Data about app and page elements
....................
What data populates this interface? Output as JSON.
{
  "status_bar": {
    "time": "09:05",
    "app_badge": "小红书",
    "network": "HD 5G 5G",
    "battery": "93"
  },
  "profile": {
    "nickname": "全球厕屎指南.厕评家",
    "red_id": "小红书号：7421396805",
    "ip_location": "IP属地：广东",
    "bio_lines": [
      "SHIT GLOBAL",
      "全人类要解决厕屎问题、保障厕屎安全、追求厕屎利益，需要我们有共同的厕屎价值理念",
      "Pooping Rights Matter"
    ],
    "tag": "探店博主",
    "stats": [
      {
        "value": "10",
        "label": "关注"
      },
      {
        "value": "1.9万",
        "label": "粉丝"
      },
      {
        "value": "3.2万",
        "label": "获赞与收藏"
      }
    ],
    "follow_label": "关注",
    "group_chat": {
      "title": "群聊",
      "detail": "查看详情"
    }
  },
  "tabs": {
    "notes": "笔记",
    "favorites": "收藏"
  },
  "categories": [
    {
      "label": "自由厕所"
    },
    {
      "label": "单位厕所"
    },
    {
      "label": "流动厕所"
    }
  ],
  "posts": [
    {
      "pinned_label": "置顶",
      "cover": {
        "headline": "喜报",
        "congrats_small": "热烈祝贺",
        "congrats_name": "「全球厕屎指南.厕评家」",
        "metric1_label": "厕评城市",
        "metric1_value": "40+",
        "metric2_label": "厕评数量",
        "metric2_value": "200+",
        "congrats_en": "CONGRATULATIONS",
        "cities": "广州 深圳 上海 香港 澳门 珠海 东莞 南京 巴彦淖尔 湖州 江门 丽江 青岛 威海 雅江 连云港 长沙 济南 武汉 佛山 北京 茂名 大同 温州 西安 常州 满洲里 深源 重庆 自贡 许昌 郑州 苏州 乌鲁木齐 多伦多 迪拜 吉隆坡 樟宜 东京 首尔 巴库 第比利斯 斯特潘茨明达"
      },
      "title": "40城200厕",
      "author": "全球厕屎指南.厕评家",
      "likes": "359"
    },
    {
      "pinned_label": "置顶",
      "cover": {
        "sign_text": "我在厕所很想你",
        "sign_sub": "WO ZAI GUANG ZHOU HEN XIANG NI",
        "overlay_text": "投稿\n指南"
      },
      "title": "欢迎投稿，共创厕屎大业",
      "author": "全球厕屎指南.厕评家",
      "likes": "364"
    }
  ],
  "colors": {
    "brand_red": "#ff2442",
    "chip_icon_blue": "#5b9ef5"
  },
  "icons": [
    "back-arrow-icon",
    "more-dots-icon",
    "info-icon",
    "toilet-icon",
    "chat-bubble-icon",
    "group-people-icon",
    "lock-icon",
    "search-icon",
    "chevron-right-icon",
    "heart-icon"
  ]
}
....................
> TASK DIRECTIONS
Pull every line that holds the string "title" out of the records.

> EXPECTED ANSWER
      "title": "群聊",
      "title": "40城200厕",
      "title": "欢迎投稿，共创厕屎大业",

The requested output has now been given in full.